MASTER CLASS: Madam Audra Morrice, a finalist in the reality cooking contest MasterChef Australia, teaching this reporter how to bake her trademark dark-chocolate raspberry tart.
MasterChef finalist has mum to thank

ASIAN TOUCH: Madam Morrice's style of food is eclectically Asian, thanks to her Chinese-Indian heritage.


    Sep 05, 2013

    MasterChef finalist has mum to thank

    SHE was one of the break-out stars of reality cooking contest MasterChef Australia, wowing judges with her mean cooking skills and yummy recipes.

    But what made Madam Audra Morrice, 43, a distinguished finalist among the top three was her fluency in re-creating Asian cuisine to satiate the palates of her Western judges.

    Having been born and bred in Singapore, Madam Morrice's style of food is eclectically Asian, drawing influence from her Chinese-Indian heritage.

    "The Singaporean influence and my rich heritage are unusual (over in Sydney), so it's nice to take the authentic flavours of Asia over there," said the petite chef, who added that her one must-have ingredient is chilli.

    On-screen, the Sydney-based cook is known for whipping up a pork-belly-and-egg-noodle dish, as well as a chocolate-and-raspberry tart in the fourth season of MasterChef Australia, which premiered last year.

    But off-screen, Madam Morrice is better known for her beef rendang, which is derived from her mother's recipe. "The beef rendang is a dish that all my friends love. Every time I have to cook, they'll ask for the rendang," said the chef, who caters for her family and friends.

    Having studied in Australia since she was 18, Madam Morrice later emigrated there, where she tied the knot with her college beau and now husband of 12 years.

    The MasterChef finalist said that she is always getting requests from her two sons, Andre and Alex Anderson, eight and 10 respectively, on what to cook.

    "It's usually laksa, lasagna or Asian fair consisting of rice, vegetables and a meat dish. The kids love tofu. Sometimes we have teppanyaki - it is fun and sociable; the kids like cooking and it's good to have them active in the cooking process," said Madam Morrice.

    Besides her children - who she said judge her to the nth degree - Madam Morrice said that her Chinese mother, 72-year-old housewife Stella Morrice, is her toughest critic, because she has been her biggest inspiration when it comes to food.

    "(My mother) was the one who kicked it off in me, exposing me to all types of food when I was growing up.

    "She was an extraordinary chef. We could have been a dynamic duo 10 or 20 years ago," exclaimed Madam Morrice.
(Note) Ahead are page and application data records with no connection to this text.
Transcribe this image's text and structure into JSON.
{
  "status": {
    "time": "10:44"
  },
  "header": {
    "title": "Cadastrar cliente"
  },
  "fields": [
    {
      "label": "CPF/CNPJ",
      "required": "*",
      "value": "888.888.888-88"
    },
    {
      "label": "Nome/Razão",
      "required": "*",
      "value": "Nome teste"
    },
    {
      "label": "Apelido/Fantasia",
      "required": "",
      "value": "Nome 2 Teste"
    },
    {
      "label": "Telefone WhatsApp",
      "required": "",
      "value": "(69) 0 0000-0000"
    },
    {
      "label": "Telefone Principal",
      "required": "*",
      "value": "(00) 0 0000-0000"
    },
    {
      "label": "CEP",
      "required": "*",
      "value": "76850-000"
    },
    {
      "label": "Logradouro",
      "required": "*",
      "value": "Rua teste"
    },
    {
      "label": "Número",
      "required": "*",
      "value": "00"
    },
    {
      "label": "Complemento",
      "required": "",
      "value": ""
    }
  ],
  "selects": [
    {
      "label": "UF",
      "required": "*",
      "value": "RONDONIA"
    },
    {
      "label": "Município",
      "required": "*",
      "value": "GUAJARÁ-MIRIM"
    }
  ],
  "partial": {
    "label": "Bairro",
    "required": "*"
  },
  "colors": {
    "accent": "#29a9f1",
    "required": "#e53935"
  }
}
    Back in Singapore to helm a series of cooking classes last month, Madam Morrice told My Paper that joining MasterChef has opened new doors for her and given her a good view of the type of food she cooks.

    "(It) became very clear on the show that I wanted to be authentically Asian-Singaporean. It also taught me to cook for other people's palates and not just my own. And you got to be incredibly organised."

    The F&B enthusiast has started elements of a retail concept that she had been dreaming about: selling her signature dishes under "Audra's Gourmet Delights" and offering cooking classes.

    "I'm on the road to doing some sauces and the classes are already on the run, but ultimately it would be brilliant if I could have my own little space. Cooking is definitely my passion but to turn it into a profession is the best."

    The season finale of MasterChef Australia Season 4 airs today, 7pm (encore telecast at 11pm) on Lifetime Channel (StarHub Ch 514). MasterChef Australia Season 5 debuts on Oct 5.